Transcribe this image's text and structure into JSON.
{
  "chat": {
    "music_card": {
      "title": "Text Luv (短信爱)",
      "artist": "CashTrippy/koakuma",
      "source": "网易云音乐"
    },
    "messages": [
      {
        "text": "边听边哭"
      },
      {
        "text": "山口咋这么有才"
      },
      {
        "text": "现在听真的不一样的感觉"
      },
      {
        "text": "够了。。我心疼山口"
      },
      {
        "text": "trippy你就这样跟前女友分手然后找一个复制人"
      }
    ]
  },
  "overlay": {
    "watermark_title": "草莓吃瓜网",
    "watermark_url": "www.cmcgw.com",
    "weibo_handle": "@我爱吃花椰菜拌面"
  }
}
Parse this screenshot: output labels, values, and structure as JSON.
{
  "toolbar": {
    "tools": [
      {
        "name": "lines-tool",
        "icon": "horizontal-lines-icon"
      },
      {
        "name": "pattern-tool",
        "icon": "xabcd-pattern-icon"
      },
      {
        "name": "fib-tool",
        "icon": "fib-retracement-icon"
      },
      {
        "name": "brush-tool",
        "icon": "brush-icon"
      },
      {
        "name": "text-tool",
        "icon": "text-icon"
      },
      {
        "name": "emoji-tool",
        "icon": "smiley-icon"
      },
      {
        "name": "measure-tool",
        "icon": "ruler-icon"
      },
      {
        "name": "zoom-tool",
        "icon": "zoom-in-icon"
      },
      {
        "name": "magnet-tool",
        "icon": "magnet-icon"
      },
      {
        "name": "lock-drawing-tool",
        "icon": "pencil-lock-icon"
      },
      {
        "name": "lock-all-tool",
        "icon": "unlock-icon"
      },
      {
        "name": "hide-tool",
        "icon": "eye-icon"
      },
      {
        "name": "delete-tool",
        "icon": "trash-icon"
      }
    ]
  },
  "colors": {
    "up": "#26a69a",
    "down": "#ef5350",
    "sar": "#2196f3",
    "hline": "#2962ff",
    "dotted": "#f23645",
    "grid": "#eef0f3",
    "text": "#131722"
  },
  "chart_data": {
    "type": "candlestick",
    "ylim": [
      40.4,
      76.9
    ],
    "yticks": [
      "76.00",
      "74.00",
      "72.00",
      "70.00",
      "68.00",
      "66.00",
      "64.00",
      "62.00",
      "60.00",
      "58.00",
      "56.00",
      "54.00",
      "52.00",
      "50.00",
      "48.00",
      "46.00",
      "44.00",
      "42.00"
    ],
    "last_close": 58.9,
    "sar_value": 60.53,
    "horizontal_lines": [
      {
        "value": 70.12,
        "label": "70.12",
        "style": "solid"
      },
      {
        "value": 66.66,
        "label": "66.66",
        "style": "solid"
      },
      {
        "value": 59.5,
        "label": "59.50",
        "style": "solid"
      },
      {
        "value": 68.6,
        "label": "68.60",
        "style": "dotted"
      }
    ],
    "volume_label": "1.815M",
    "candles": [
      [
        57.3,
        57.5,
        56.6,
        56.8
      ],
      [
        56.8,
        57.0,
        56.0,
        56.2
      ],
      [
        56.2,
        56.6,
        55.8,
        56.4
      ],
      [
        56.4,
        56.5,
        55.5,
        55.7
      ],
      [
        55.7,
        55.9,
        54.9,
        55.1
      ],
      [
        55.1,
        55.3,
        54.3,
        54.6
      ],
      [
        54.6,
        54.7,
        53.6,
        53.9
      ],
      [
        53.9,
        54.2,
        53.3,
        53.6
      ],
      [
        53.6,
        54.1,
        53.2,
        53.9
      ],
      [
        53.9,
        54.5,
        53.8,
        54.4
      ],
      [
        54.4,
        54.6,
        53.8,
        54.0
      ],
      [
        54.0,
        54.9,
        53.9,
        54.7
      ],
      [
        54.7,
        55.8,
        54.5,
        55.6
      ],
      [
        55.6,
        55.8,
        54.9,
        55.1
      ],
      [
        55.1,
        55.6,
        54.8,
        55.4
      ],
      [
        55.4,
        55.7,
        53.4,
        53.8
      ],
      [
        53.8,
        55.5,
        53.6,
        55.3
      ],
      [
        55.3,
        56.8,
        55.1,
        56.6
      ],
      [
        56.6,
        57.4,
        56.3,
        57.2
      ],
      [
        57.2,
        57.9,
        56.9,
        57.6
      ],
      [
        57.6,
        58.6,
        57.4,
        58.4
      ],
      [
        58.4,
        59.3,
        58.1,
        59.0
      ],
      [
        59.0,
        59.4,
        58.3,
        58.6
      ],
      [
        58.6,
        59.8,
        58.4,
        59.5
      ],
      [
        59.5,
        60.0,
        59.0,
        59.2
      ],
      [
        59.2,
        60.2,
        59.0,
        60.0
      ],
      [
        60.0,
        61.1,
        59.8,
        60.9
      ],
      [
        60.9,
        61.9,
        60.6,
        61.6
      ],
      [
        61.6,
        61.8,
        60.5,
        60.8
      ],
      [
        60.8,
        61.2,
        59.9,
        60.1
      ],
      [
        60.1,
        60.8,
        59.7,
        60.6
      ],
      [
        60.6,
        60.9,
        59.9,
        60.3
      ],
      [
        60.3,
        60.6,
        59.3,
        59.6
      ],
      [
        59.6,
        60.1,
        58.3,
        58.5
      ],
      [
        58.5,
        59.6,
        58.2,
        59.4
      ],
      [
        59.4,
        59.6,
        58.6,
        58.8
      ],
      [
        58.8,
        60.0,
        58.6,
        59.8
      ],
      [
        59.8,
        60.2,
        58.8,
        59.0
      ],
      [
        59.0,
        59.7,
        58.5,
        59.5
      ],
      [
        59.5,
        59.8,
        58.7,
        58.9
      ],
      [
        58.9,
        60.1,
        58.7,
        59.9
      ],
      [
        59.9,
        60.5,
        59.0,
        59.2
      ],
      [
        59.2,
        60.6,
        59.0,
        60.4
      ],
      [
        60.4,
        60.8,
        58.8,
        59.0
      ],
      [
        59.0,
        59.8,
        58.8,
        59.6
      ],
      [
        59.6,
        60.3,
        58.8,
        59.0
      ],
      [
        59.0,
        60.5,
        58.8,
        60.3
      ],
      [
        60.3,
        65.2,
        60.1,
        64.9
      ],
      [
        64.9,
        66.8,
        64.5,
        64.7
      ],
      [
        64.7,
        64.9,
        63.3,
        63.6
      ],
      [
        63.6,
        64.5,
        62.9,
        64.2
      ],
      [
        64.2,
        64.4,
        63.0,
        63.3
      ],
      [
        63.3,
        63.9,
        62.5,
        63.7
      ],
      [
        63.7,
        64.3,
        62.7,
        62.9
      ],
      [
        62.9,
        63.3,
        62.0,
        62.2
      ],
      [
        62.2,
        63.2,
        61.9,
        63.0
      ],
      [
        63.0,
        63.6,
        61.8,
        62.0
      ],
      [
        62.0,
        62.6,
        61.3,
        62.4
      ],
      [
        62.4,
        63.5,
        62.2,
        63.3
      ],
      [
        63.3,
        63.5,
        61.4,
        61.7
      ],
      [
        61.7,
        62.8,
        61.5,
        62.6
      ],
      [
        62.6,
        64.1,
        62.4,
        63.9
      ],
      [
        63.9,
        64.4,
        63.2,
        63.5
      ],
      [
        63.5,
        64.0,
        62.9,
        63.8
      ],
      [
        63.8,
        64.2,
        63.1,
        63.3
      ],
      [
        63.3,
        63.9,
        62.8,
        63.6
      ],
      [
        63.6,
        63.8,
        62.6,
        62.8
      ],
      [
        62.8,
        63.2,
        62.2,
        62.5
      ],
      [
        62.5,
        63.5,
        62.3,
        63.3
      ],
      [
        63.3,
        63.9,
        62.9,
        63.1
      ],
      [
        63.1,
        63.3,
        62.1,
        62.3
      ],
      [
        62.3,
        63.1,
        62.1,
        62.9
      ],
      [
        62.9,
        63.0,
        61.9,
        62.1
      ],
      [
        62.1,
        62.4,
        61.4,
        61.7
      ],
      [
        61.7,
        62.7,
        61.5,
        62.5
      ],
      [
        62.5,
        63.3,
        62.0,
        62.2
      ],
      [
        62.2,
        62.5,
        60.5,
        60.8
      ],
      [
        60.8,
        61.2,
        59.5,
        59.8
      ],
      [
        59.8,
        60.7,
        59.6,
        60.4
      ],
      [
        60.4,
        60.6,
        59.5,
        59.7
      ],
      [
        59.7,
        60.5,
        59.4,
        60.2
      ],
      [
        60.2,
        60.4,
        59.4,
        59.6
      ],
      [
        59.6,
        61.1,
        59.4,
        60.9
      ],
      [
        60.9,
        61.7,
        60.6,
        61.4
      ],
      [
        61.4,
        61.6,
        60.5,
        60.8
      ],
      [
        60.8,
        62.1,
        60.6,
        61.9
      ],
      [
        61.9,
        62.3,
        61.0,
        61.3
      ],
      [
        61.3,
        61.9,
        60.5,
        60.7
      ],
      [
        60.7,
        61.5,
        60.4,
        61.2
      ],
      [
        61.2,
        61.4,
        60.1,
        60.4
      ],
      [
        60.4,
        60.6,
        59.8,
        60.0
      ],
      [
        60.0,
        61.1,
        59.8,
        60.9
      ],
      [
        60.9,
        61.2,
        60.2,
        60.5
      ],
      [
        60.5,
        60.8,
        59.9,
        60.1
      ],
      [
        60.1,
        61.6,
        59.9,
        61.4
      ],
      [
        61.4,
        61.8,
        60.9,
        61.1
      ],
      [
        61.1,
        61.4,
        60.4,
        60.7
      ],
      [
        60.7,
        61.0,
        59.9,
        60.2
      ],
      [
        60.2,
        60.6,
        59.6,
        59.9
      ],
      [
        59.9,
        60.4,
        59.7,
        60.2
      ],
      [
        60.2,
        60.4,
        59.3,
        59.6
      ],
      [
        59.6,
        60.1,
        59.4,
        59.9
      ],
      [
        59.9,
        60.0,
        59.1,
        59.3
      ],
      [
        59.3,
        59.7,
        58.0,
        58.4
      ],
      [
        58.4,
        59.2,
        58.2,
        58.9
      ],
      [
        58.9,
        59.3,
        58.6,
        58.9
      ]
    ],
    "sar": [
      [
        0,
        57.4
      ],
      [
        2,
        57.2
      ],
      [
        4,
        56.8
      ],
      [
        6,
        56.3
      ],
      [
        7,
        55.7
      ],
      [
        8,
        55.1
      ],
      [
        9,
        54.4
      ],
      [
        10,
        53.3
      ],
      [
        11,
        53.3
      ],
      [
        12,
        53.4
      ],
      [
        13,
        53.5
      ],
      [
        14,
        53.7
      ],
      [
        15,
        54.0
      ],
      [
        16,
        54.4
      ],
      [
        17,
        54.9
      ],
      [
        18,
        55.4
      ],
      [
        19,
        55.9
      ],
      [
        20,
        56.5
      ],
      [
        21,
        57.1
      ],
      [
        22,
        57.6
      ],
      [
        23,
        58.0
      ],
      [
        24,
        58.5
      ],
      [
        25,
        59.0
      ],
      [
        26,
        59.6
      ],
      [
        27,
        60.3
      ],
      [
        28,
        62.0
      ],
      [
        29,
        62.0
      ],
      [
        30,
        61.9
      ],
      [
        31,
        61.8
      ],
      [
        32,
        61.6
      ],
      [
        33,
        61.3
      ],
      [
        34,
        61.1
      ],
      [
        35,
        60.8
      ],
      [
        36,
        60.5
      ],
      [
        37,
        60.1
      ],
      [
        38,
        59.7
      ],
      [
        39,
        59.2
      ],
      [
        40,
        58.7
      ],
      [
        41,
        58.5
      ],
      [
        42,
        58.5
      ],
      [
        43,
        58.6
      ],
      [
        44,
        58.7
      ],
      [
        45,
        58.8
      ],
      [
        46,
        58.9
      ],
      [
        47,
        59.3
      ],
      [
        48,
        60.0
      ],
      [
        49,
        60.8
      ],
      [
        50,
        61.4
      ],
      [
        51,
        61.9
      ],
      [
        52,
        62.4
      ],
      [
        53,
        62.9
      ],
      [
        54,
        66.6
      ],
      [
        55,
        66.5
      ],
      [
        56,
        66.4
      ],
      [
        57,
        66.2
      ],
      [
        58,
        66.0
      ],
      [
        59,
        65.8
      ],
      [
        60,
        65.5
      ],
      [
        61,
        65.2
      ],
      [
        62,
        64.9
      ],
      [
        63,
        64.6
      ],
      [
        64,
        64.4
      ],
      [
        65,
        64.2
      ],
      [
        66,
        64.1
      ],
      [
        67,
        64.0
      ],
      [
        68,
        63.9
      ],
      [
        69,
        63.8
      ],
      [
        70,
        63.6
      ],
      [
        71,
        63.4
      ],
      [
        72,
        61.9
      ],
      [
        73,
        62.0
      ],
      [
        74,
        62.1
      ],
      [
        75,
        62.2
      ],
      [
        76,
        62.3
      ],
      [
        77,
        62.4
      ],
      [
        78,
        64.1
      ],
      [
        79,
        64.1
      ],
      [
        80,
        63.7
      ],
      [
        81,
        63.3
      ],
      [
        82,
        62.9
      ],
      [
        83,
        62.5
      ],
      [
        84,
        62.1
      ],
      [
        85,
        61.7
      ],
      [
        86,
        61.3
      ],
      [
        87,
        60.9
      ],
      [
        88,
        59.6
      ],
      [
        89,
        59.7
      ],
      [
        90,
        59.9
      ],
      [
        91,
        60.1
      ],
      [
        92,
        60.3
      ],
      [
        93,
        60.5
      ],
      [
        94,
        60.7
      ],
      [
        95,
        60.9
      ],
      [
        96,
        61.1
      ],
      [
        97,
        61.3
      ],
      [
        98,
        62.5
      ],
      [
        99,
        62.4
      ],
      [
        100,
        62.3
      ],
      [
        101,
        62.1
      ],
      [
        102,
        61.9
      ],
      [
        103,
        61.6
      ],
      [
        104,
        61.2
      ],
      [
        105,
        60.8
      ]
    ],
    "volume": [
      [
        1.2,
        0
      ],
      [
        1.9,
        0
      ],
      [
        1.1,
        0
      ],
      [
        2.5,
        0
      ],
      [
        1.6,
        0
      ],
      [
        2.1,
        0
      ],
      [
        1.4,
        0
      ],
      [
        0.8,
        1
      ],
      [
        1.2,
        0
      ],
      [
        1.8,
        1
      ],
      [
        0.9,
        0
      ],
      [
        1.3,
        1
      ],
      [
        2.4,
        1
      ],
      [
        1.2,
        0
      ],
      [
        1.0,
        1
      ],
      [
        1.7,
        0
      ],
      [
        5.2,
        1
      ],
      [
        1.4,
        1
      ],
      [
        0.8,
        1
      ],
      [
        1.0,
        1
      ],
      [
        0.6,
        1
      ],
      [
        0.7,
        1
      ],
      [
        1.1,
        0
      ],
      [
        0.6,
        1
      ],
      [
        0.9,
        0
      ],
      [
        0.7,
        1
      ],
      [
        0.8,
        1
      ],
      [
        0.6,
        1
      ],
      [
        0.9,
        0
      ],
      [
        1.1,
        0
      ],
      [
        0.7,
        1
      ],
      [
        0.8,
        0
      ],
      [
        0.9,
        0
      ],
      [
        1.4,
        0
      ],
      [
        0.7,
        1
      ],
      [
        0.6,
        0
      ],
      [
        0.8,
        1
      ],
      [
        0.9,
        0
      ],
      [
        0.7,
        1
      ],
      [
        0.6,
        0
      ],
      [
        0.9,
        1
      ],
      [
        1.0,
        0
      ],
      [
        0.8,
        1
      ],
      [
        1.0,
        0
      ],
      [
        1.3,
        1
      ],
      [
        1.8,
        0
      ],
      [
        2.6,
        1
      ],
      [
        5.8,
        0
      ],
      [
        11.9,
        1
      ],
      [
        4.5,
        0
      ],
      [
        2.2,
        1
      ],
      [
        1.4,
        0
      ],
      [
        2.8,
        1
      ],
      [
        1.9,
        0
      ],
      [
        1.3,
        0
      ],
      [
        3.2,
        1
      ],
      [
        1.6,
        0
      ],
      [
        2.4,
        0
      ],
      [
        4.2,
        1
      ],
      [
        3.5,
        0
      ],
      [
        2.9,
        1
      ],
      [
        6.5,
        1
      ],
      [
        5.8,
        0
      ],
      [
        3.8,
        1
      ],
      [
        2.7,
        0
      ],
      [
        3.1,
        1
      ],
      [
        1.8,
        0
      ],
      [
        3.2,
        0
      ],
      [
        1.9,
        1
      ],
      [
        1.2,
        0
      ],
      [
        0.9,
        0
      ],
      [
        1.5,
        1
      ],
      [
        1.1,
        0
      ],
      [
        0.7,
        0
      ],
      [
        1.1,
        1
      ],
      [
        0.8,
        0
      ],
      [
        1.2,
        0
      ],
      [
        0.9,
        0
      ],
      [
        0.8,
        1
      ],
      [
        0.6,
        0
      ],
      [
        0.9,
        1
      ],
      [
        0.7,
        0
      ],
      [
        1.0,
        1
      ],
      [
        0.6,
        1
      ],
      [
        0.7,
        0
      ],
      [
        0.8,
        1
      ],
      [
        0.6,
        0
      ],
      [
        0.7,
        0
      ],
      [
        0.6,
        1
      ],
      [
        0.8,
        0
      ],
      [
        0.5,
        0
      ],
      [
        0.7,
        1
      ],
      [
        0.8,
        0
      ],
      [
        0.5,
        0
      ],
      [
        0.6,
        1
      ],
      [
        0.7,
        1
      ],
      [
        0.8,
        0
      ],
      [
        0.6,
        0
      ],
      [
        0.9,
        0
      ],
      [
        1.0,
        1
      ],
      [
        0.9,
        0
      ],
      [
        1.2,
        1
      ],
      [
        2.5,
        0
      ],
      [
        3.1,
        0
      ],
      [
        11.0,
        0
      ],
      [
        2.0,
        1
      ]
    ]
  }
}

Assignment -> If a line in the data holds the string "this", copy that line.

Answer space ->
Transcribe this image's text and structure into JSON.
Parse this screenshot: output labels, values, and structure as JSON.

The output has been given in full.